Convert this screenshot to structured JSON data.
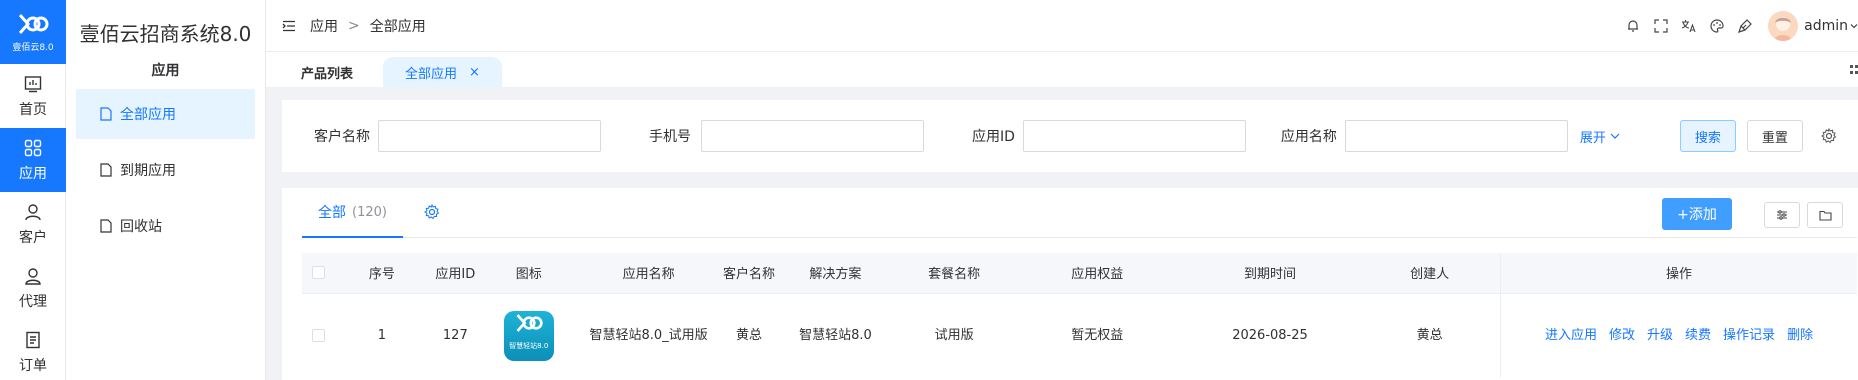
{
  "brand": {
    "short": "壹佰云8.0",
    "system_title": "壹佰云招商系统8.0",
    "accent": "#1677ff"
  },
  "rail": [
    {
      "label": "首页",
      "icon": "dashboard-icon",
      "active": false
    },
    {
      "label": "应用",
      "icon": "apps-grid-icon",
      "active": true
    },
    {
      "label": "客户",
      "icon": "user-icon",
      "active": false
    },
    {
      "label": "代理",
      "icon": "agent-icon",
      "active": false
    },
    {
      "label": "订单",
      "icon": "order-icon",
      "active": false
    }
  ],
  "submenu": {
    "heading": "应用",
    "items": [
      {
        "label": "全部应用",
        "active": true
      },
      {
        "label": "到期应用",
        "active": false
      },
      {
        "label": "回收站",
        "active": false
      }
    ]
  },
  "header": {
    "breadcrumb": [
      "应用",
      "全部应用"
    ],
    "breadcrumb_sep": ">",
    "icons": [
      "bell-icon",
      "fullscreen-icon",
      "translate-icon",
      "palette-icon",
      "clear-cache-icon"
    ],
    "username": "admin"
  },
  "page_tabs": [
    {
      "label": "产品列表",
      "active": false
    },
    {
      "label": "全部应用",
      "active": true,
      "close": "×"
    }
  ],
  "search": {
    "fields": [
      {
        "label": "客户名称",
        "value": ""
      },
      {
        "label": "手机号",
        "value": ""
      },
      {
        "label": "应用ID",
        "value": ""
      },
      {
        "label": "应用名称",
        "value": ""
      }
    ],
    "expand_label": "展开",
    "search_button": "搜索",
    "reset_button": "重置"
  },
  "list": {
    "tab_label": "全部",
    "tab_count": "(120)",
    "add_button": "+添加",
    "columns": [
      "序号",
      "应用ID",
      "图标",
      "应用名称",
      "客户名称",
      "解决方案",
      "套餐名称",
      "应用权益",
      "到期时间",
      "创建人",
      "操作"
    ],
    "rows": [
      {
        "index": "1",
        "app_id": "127",
        "icon_caption": "智慧轻站8.0",
        "app_name": "智慧轻站8.0_试用版",
        "customer": "黄总",
        "solution": "智慧轻站8.0",
        "package": "试用版",
        "rights": "暂无权益",
        "expire": "2026-08-25",
        "creator": "黄总",
        "actions": [
          "进入应用",
          "修改",
          "升级",
          "续费",
          "操作记录",
          "删除"
        ]
      }
    ]
  }
}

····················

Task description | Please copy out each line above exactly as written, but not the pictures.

Task response |
Convert this screenshot to structured JSON data.
{
  "brand": {
    "short": "壹佰云8.0",
    "system_title": "壹佰云招商系统8.0",
    "accent": "#1677ff"
  },
  "rail": [
    {
      "label": "首页",
      "icon": "dashboard-icon",
      "active": false
    },
    {
      "label": "应用",
      "icon": "apps-grid-icon",
      "active": true
    },
    {
      "label": "客户",
      "icon": "user-icon",
      "active": false
    },
    {
      "label": "代理",
      "icon": "agent-icon",
      "active": false
    },
    {
      "label": "订单",
      "icon": "order-icon",
      "active": false
    }
  ],
  "submenu": {
    "heading": "应用",
    "items": [
      {
        "label": "全部应用",
        "active": true
      },
      {
        "label": "到期应用",
        "active": false
      },
      {
        "label": "回收站",
        "active": false
      }
    ]
  },
  "header": {
    "breadcrumb": [
      "应用",
      "全部应用"
    ],
    "breadcrumb_sep": ">",
    "icons": [
      "bell-icon",
      "fullscreen-icon",
      "translate-icon",
      "palette-icon",
      "clear-cache-icon"
    ],
    "username": "admin"
  },
  "page_tabs": [
    {
      "label": "产品列表",
      "active": false
    },
    {
      "label": "全部应用",
      "active": true,
      "close": "×"
    }
  ],
  "search": {
    "fields": [
      {
        "label": "客户名称",
        "value": ""
      },
      {
        "label": "手机号",
        "value": ""
      },
      {
        "label": "应用ID",
        "value": ""
      },
      {
        "label": "应用名称",
        "value": ""
      }
    ],
    "expand_label": "展开",
    "search_button": "搜索",
    "reset_button": "重置"
  },
  "list": {
    "tab_label": "全部",
    "tab_count": "(120)",
    "add_button": "+添加",
    "columns": [
      "序号",
      "应用ID",
      "图标",
      "应用名称",
      "客户名称",
      "解决方案",
      "套餐名称",
      "应用权益",
      "到期时间",
      "创建人",
      "操作"
    ],
    "rows": [
      {
        "index": "1",
        "app_id": "127",
        "icon_caption": "智慧轻站8.0",
        "app_name": "智慧轻站8.0_试用版",
        "customer": "黄总",
        "solution": "智慧轻站8.0",
        "package": "试用版",
        "rights": "暂无权益",
        "expire": "2026-08-25",
        "creator": "黄总",
        "actions": [
          "进入应用",
          "修改",
          "升级",
          "续费",
          "操作记录",
          "删除"
        ]
      }
    ]
  }
}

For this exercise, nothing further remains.